NBA

How NBA teams can use D-League to increase trade value of young assets

Mar 3, 2015; Chicago, IL, USA; Chicago Bulls forward Doug McDermott (3) shoots the ball against Washington Wizards forward Otto Porter Jr. (22) and guard Bradley Beal (3) during the second half at the United Center. The Chicago Bulls defeat the Washington Wizards 97-92. Mandatory Credit: Mike DiNovo-USA TODAY Sports

Mandatory Credit: Mike DiNovo-USA TODAY Sports

The 2015-16 season will be the first time every D-League team has a one-to-one affiliation with an NBA counterpart.

I’ve already chronicled that this new wrinkle won’t have much of an effect on the non-affiliated teams in terms of assignments. The D-League will use a Flex Assignment rule for NBA players being sent down from any of the 11 teams without an affiliate, via D-League.com:

Upon receipt of an assignment from an independent NBA team, the NBA D-League will identify any NBA D-League team willing to accept the assigned player. The assigning independent NBA team will then choose the destination for assignment between those teams. If no NBA D-League team is willing to accept the assigned player, he will be assigned to one of the hybrid affiliate teams pursuant to a lottery.

Here’s where I think a completely unintended byproduct of the Flex Rule could come into play. The rule seems simple enough but focus on this line: “The assigning independent NBA team will then choose the destination for the assignment.”

Herein lies a possible benefit.
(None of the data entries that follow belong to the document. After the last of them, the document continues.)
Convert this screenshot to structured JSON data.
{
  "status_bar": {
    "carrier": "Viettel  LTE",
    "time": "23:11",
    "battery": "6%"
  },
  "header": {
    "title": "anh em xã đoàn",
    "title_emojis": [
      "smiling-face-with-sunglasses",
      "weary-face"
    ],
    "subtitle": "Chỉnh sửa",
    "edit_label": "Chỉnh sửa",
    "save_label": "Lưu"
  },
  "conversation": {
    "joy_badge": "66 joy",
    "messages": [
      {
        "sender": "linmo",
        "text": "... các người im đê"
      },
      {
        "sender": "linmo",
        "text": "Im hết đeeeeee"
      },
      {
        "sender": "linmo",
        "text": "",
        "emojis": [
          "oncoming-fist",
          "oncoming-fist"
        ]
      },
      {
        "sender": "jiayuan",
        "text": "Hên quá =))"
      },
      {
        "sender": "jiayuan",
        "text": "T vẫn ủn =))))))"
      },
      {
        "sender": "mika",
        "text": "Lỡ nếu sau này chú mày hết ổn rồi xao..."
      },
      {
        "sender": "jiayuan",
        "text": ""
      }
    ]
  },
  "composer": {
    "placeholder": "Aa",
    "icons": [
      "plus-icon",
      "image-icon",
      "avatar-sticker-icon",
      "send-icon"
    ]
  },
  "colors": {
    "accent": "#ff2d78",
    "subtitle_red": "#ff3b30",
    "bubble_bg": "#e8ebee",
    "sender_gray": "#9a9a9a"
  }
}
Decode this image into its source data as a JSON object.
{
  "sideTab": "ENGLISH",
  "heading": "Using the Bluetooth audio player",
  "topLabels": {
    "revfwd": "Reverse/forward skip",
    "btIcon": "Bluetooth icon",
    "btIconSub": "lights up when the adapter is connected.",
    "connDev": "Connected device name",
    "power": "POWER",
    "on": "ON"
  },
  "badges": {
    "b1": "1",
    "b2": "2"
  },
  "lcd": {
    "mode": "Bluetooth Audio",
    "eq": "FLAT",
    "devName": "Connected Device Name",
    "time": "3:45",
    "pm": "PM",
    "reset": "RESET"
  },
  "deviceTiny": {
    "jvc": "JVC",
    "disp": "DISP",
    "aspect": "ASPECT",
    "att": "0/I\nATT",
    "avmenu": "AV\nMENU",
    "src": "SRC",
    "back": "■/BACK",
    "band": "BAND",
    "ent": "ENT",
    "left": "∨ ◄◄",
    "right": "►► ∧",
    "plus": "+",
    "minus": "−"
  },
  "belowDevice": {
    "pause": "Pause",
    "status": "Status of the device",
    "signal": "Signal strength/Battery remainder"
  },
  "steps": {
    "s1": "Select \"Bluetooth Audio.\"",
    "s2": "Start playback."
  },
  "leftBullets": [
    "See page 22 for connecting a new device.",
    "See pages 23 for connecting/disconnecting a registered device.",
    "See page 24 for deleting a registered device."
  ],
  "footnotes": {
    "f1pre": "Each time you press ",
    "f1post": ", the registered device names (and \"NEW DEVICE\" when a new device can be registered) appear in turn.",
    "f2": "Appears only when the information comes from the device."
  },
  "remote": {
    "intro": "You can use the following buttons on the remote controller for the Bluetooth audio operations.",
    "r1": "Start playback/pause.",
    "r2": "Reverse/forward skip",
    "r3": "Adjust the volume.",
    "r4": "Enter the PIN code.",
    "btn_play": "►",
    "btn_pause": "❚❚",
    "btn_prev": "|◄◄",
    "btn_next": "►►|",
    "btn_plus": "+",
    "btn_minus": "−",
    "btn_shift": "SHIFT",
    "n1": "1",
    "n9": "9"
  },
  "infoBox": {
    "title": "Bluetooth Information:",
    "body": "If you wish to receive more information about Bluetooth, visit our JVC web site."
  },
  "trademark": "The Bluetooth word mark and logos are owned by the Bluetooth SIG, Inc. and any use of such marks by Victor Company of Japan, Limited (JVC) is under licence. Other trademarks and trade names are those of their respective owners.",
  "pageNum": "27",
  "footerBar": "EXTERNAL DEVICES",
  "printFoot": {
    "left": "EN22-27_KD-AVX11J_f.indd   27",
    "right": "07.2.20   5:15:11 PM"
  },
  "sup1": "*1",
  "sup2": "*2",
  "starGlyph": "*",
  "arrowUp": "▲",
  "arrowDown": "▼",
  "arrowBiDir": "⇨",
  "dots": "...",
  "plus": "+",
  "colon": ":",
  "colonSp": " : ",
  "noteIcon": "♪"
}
The NBA D-League is more widely used than ever before in terms of call-ups and assignment — last season the league saw all-time highs in both numbers. Teams are using the league to develop their young talent and sometimes that talent ends up being traded during the season. So, the argument could be made that the NBA is already quasi using the D-League to improve the stock of young assets (if they play well while on assignment, of course).

Here’s where this season could be a little different for the non-affiliated teams.

Let’s say Fred Hoiberg can’t find any minutes for Doug McDermott. McDermott isn’t going to crack the rotation and maybe, at this point, Hoiberg wants to see what they can get for him. He’s a solid player who could still develop into a role player in the league, but the Bulls don’t have time to wait around for him to develop. Hoiberg and Gar Forman sit down and decide they are going to call around to gauge interest in the second year player.

They reach the Sacramento Kings — who were willing to take a flyer on McDermott in the 2014 draft — and there’s interest. However, before committing to anything, they want to see McDermott in their system with their coaches, and they want to get a good look at him in person. If so, the Bulls could choose to assign McDermott to the D-League and the Reno Bighorns (affiliate of the Kings) would agree to take him on. That way, the Kings’ brass could get a firsthand look at the player they are interested in trading for. It wouldn’t matter if another team was willing to take on McDermott because, by rule, the Bulls could choose whichever team they want in the D-League for him to be assigned.

Players with three years or less of NBA experience have no choice in being assigned to the D-League or not, so the player would be none the wiser while a potential trade partner gets a legitimate look at an asset they may want to acquire. The only catch is the team interested in the player needs their own D-League affiliate. Now that there are 19 teams with affiliates, though, this would not be hard to come by.

Far-fetched? Listen, if you think non-affiliate teams aren’t already contacting NBA clubs before they assign their players to the D-League to ensure they go somewhere optimal, you are simply naive to the strategies in play.

Last season we saw the Atlanta Hawks assign Adreian Payne to the Austin Spurs via the flex assignment rule (the Fort Wayne Mad Ants already had their maximum four NBA assignees at the time), which came as no coincidence seeing as Mike Budenholzer worked with the San Antonio Spurs for 17 years! It’s safe to say he gave the Spurs a call and made a simple request, and the Spurs were happy to oblige.

Loopholes exist and, while unintended by the league, this is an example of another one. How many teams will utilize a strategy like this? It’s difficult to say because it’s not often that players with three years or less experience are traded. However, if a team can maximize return by giving the interested team a live look at someone, maybe that changes things.

The flex assignment rule is going to be interesting to see in action, because there are always going to be subplots and underlying messages on why a certain player goes to a certain team. We know all things happen for a reason and there will be some definite intrigue in how this rule plays out this season.

Stay tuned.